- What did you think about the behaviour of Margaret, the woman with arachnophobia? What were the things you found most interesting about how her phobia affects her life?
- One of New Zealand’s most famous spiders, the Avondale spider, “immigrated” here on timber being brought in from Australia. With its legs stretched out, it measures 20cm. You might like to find a ruler and look at how big 20cm is. Do you think it is likely that a live spider ever stretches its legs out to reach this size? Why or why not? Avondales are unusual in that they live communally – what do you think the advantages of this might be? What about disadvantages?
- Did you learn anything new about the spider’s anatomy, from the paragraph that starts “As children we are taught that spiders have eight legs…”? Which of these adaptations do you think might have allowed spiders to become such a highly successful species?
- In the paragraph that starts “It’s dinner time at our house…” the writer goes into detail about how a grey spider interacts with its prey. Were there any surprises in this description? Do you feel any differently about spiders after reading this description?
“Spiders are the lions and tigers of the arthropods—there is not a vegetarian amongst them. They make their living by stalking or trapping their victims, subduing them with venom injected through hollow fangs, dissolving their soft tissues with powerful digestive juices and then sucking out their liquid lunch.”

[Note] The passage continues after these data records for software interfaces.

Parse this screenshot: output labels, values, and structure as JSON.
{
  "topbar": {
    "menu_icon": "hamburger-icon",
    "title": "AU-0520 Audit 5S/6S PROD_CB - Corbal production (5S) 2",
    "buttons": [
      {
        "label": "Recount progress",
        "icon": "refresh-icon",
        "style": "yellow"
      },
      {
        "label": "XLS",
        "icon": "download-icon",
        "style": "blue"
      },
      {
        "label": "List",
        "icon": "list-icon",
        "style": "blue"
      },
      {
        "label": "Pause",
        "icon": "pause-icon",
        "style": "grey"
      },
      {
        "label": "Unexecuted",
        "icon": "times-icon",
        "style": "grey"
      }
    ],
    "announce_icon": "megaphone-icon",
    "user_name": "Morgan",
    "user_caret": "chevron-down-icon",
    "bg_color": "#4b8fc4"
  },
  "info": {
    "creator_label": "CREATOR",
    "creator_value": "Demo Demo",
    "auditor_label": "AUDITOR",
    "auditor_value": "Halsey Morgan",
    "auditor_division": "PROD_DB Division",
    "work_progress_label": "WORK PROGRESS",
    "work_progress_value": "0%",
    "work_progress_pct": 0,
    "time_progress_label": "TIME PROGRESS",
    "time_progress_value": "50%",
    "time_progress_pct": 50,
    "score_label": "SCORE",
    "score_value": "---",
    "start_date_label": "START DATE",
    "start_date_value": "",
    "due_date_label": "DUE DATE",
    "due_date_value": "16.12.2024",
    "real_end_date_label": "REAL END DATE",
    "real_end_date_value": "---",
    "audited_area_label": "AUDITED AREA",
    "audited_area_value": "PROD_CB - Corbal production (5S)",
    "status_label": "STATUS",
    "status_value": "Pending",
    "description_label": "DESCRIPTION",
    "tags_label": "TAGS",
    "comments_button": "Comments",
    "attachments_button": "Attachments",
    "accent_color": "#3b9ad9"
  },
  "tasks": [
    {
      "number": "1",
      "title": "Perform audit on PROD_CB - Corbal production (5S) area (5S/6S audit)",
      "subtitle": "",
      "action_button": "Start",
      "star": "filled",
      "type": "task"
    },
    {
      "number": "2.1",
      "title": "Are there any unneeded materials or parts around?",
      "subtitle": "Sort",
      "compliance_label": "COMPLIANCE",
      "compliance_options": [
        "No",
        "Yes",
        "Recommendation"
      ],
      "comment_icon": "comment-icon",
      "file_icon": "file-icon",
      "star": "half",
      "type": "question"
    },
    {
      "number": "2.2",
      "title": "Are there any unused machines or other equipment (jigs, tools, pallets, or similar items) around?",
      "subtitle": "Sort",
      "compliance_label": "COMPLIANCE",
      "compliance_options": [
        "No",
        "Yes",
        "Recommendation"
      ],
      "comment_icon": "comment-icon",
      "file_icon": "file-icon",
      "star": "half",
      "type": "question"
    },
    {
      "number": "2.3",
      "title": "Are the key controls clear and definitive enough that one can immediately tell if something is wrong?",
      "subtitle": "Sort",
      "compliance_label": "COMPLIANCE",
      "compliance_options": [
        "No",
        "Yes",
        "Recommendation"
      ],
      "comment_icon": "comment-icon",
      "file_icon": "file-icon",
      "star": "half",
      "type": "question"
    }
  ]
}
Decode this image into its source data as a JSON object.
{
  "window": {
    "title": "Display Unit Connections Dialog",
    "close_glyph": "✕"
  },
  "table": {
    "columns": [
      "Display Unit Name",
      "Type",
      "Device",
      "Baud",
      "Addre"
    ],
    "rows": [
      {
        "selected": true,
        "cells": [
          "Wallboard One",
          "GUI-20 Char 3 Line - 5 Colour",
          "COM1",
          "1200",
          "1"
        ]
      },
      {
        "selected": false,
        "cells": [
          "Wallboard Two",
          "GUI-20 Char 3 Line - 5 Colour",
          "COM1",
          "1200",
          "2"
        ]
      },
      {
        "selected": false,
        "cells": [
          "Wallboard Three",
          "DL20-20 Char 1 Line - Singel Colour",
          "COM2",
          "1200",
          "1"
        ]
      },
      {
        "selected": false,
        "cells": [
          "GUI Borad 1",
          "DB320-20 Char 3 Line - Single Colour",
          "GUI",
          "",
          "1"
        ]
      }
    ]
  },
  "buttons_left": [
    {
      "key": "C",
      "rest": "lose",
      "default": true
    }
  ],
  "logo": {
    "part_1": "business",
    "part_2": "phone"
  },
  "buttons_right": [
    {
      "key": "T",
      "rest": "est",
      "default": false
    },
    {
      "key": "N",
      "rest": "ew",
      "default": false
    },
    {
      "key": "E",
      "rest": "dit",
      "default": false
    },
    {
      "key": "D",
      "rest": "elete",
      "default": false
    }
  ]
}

- In the first line, what is the effect of the comparison between spiders and lions and tigers?
- What do you think is the effect of the phrase “there is not a vegetarian amongst them?”
- In the second sentence, can you find five gruesome verbs?
- In the second sentence, can you find two or more words with negative connotations?
- In the second sentence, can you find three or more adjectives that build up a picture in the readers’ mind?
Answers: 1. The comparison to lions and tigers helps us imagine the spider as a powerful and as a carnivore/meat-eater. 2. It adds humour because being vegetarian is something we associate with humans. 3. Stalking, trapping, subduing, injected, dissolving, sucking. 4. Venom, fangs or any of the verbs in the previous answer. 5. Hollow, soft, powerful, liquid.
Activity: Rock Turtle
Create a rock turtle for your garden
Any smooth rocks lying around at your place? Grab some paint and make a cute rock animal for your garden. You could make a friendly spider or a turtle like the one in this project.
You will need:
- 6 stones
- Small craft brush
- Your choice of colours
- Bamboo skewer
Step 1: Find 6 garden stones. These will form the shape of a turtle.
Step 2: Paint the stones all over.
Step 3: Use a darker colour to paint polygon shapes on to the largest stone for the shell. Use the blunt end of a bamboo skewer to paint dots on to the flippers and head. Choose whatever colours you like!
Step 4: Paint the eyes with a dark colour.
Step 4: Send us a picture of your rock turtle!